We pulled 9 gems from the torrent of property news this week to keep you abreast of the most important insights affecting investors. 9-15 November 2019
No capital gains in Auckland with median prices there lower than they were two years ago – REINZ
Housing prices are increasing at a slower rate than they were 12 months ago, according to the latest Capital Gains Report from the Real Estate Institute of New Zealand.
The biggest gains compared to last year were in Manawatu-Whanganui +23.0%, Southland +20.5% and Gisborne +15.6%. However, in the majority of regions the rate of growth had slowed compared to last year.
The market was particularly weak in Auckland with the region-wide median price in the three months to August lower than it was in the same three month period of both 2018 and 2017.
New Zealand net migration rate remains high
Despite the Government’s anti-immigrant electioneering, annual net migration in the year ended April 2019 was provisionally estimated at 55,700 compared with 49,600 in the previous year. That’s a 12.3% gain.
New Zealand’s net migration rate of 11.4 per 1,000 people is similar to Australia’s in 2017-18 but more than triple recent migration rates in the United States and United Kingdom.
The most common citizenships on arrival for non-New Zealand citizens were:
- China (17,300)
- India (13,200)
- Philippines (9,000)
- Australia (8,900)
Source: StatsNZ media release
Selling out to foreign tax farmers
The switch in land use from pastoral farming to forestry, much of it tax-advantaged and foreign-owned, is happening fast now.
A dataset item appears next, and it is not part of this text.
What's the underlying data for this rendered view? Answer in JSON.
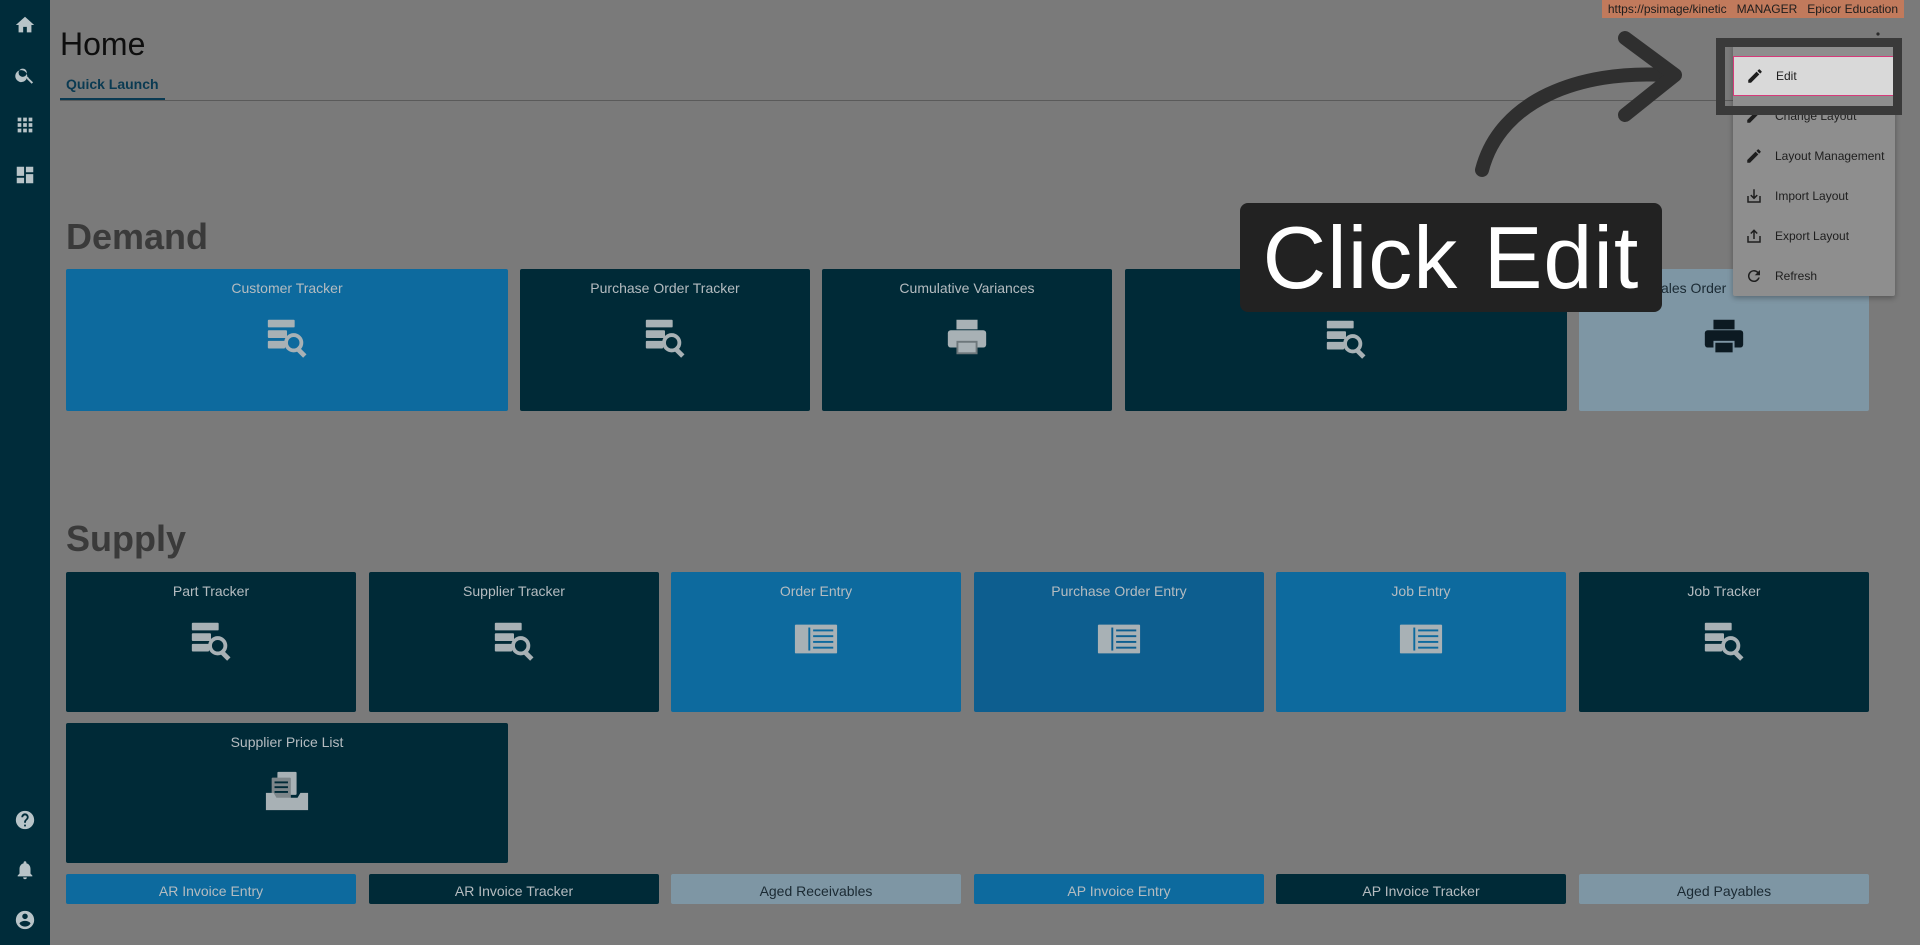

And Wellington is turning a wilful blind-eye to the implications.
The ANZ Truckometer data shows annual economic growth signalled in both the light and heavy truck indexes remains tepid, suggesting the expansion will be unimpressive for a while yet. But the indexes are far from ringing any recession alarm bells, says ANZ.
How To ‘Cellar’ Commercial Property Investments For Big Returns
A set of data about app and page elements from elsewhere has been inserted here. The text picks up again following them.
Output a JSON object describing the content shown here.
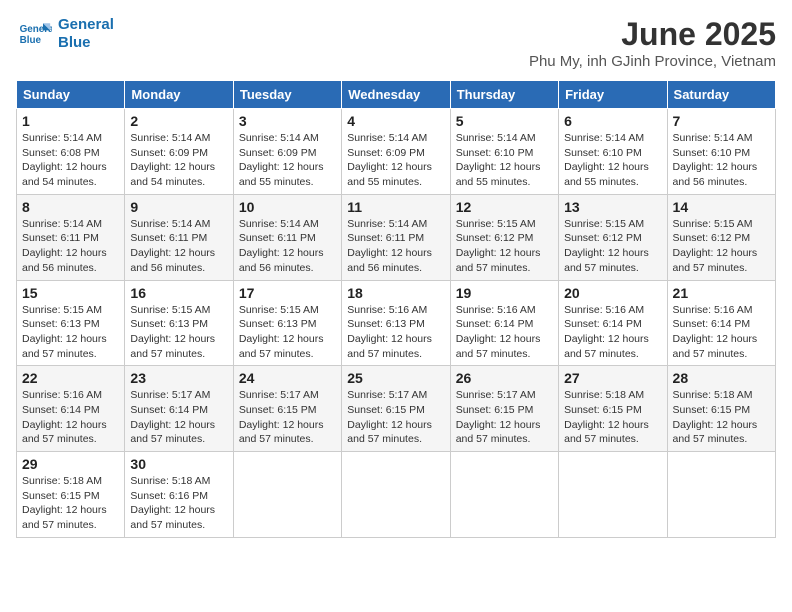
{
  "header": {
    "logo_line1": "General",
    "logo_line2": "Blue",
    "month": "June 2025",
    "location": "Phu My, inh GJinh Province, Vietnam"
  },
  "weekdays": [
    "Sunday",
    "Monday",
    "Tuesday",
    "Wednesday",
    "Thursday",
    "Friday",
    "Saturday"
  ],
  "weeks": [
    [
      {
        "day": "1",
        "info": "Sunrise: 5:14 AM\nSunset: 6:08 PM\nDaylight: 12 hours\nand 54 minutes."
      },
      {
        "day": "2",
        "info": "Sunrise: 5:14 AM\nSunset: 6:09 PM\nDaylight: 12 hours\nand 54 minutes."
      },
      {
        "day": "3",
        "info": "Sunrise: 5:14 AM\nSunset: 6:09 PM\nDaylight: 12 hours\nand 55 minutes."
      },
      {
        "day": "4",
        "info": "Sunrise: 5:14 AM\nSunset: 6:09 PM\nDaylight: 12 hours\nand 55 minutes."
      },
      {
        "day": "5",
        "info": "Sunrise: 5:14 AM\nSunset: 6:10 PM\nDaylight: 12 hours\nand 55 minutes."
      },
      {
        "day": "6",
        "info": "Sunrise: 5:14 AM\nSunset: 6:10 PM\nDaylight: 12 hours\nand 55 minutes."
      },
      {
        "day": "7",
        "info": "Sunrise: 5:14 AM\nSunset: 6:10 PM\nDaylight: 12 hours\nand 56 minutes."
      }
    ],
    [
      {
        "day": "8",
        "info": "Sunrise: 5:14 AM\nSunset: 6:11 PM\nDaylight: 12 hours\nand 56 minutes."
      },
      {
        "day": "9",
        "info": "Sunrise: 5:14 AM\nSunset: 6:11 PM\nDaylight: 12 hours\nand 56 minutes."
      },
      {
        "day": "10",
        "info": "Sunrise: 5:14 AM\nSunset: 6:11 PM\nDaylight: 12 hours\nand 56 minutes."
      },
      {
        "day": "11",
        "info": "Sunrise: 5:14 AM\nSunset: 6:11 PM\nDaylight: 12 hours\nand 56 minutes."
      },
      {
        "day": "12",
        "info": "Sunrise: 5:15 AM\nSunset: 6:12 PM\nDaylight: 12 hours\nand 57 minutes."
      },
      {
        "day": "13",
        "info": "Sunrise: 5:15 AM\nSunset: 6:12 PM\nDaylight: 12 hours\nand 57 minutes."
      },
      {
        "day": "14",
        "info": "Sunrise: 5:15 AM\nSunset: 6:12 PM\nDaylight: 12 hours\nand 57 minutes."
      }
    ],
    [
      {
        "day": "15",
        "info": "Sunrise: 5:15 AM\nSunset: 6:13 PM\nDaylight: 12 hours\nand 57 minutes."
      },
      {
        "day": "16",
        "info": "Sunrise: 5:15 AM\nSunset: 6:13 PM\nDaylight: 12 hours\nand 57 minutes."
      },
      {
        "day": "17",
        "info": "Sunrise: 5:15 AM\nSunset: 6:13 PM\nDaylight: 12 hours\nand 57 minutes."
      },
      {
        "day": "18",
        "info": "Sunrise: 5:16 AM\nSunset: 6:13 PM\nDaylight: 12 hours\nand 57 minutes."
      },
      {
        "day": "19",
        "info": "Sunrise: 5:16 AM\nSunset: 6:14 PM\nDaylight: 12 hours\nand 57 minutes."
      },
      {
        "day": "20",
        "info": "Sunrise: 5:16 AM\nSunset: 6:14 PM\nDaylight: 12 hours\nand 57 minutes."
      },
      {
        "day": "21",
        "info": "Sunrise: 5:16 AM\nSunset: 6:14 PM\nDaylight: 12 hours\nand 57 minutes."
      }
    ],
    [
      {
        "day": "22",
        "info": "Sunrise: 5:16 AM\nSunset: 6:14 PM\nDaylight: 12 hours\nand 57 minutes."
      },
      {
        "day": "23",
        "info": "Sunrise: 5:17 AM\nSunset: 6:14 PM\nDaylight: 12 hours\nand 57 minutes."
      },
      {
        "day": "24",
        "info": "Sunrise: 5:17 AM\nSunset: 6:15 PM\nDaylight: 12 hours\nand 57 minutes."
      },
      {
        "day": "25",
        "info": "Sunrise: 5:17 AM\nSunset: 6:15 PM\nDaylight: 12 hours\nand 57 minutes."
      },
      {
        "day": "26",
        "info": "Sunrise: 5:17 AM\nSunset: 6:15 PM\nDaylight: 12 hours\nand 57 minutes."
      },
      {
        "day": "27",
        "info": "Sunrise: 5:18 AM\nSunset: 6:15 PM\nDaylight: 12 hours\nand 57 minutes."
      },
      {
        "day": "28",
        "info": "Sunrise: 5:18 AM\nSunset: 6:15 PM\nDaylight: 12 hours\nand 57 minutes."
      }
    ],
    [
      {
        "day": "29",
        "info": "Sunrise: 5:18 AM\nSunset: 6:15 PM\nDaylight: 12 hours\nand 57 minutes."
      },
      {
        "day": "30",
        "info": "Sunrise: 5:18 AM\nSunset: 6:16 PM\nDaylight: 12 hours\nand 57 minutes."
      },
      {
        "day": "",
        "info": ""
      },
      {
        "day": "",
        "info": ""
      },
      {
        "day": "",
        "info": ""
      },
      {
        "day": "",
        "info": ""
      },
      {
        "day": "",
        "info": ""
      }
    ]
  ]
}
Great wines get better in the cellar, but drinking them too early is a disappointing experience. Here’s how that applies to commercial property investments…
Lucia graduated from our Commercial Property Masterclass and set about looking at commercial property investments. We reviewed dozens of properties on her behalf before the right one came along.
Auckland ports move questionable
Given the flight of both money & people from troubles around the globe, we can expect New Zealand, and Auckland, to stay in demand.
At the same time, Queen City dominance has been questioned through the ports study, whose authors favour a shift to Marsden Point, out of Whangarei. I haven’t seen the final report yet, but want to go through the economic reasoning thoroughly because I have difficulty seeing how it would stack up.
Source: Bob Dey Property Newsletter
Rental price indexes: October 2019
The rental price indexes measure the changes in prices that households pay for housing rentals. In October 2019 compared with October 2018, the index for the stock measure of rental property prices increased 3.3 percent.
Low Interest Rates Here To Stay; Yields Go Crazy Low
On Wednesday a property investor asked others, “What plans do you have in place if interest rates suddenly go up to 7-10%?” Curiously, earlier that day…
The Reserve Bank of New Zealand (RBNZ) surprised the market with its decision to hold the official cash rate (OCR) at 1.0%. Most economists were expecting a cut to 0.75%.
The Reserve Bank’s monetary policy committee decided there had been no major change in the economic outlook since the 0.5% cut in August. But it said it was monitoring economic developments and further monetary stimulus (i.e. more cuts) would be added if needed. It said…
Maybe things are looking up
It was only a month or two ago that investors were fretting over an inverted yield curve, waning economic growth, and a looming recession in some parts of the world. Recently, we’ve seen a turnaround in sentiment that has pushed US shares to new record highs, while the talk of recession has subsided. So what’s changed?
Job creation in the US has been better than expected, the services sector in the world’s biggest economy is in good shape, while the US consumer remains strong. The manufacturing sector is still in the doldrums across the world, particularly for the automotive industry, but things appear to have stabilised. In China, a private manufacturing survey improved for the third consecutive time last month, with new orders rising at the quickest rate since January 2013.
Corporate earnings growth has surpassed expectations over the last few weeks. With 70% of US companies having now reported results for the September quarter, more than three quarters have posted higher earnings than expected. Trade tensions have also eased a little, with signs of a thawing in relations between President Trump and his Chinese counterparts.
The growing rivalry between the US and China won’t disappear anytime soon, although there is a strong incentive for both sides to make some progress over the coming months. The 2020 US election is now less than 12 months away, and Trump will want to solidify his position as a master negotiator.
Brexit has been kicked to touch until next year, and the chance of a messy no deal seems more difficult to envisage given the opposition to such an outcome.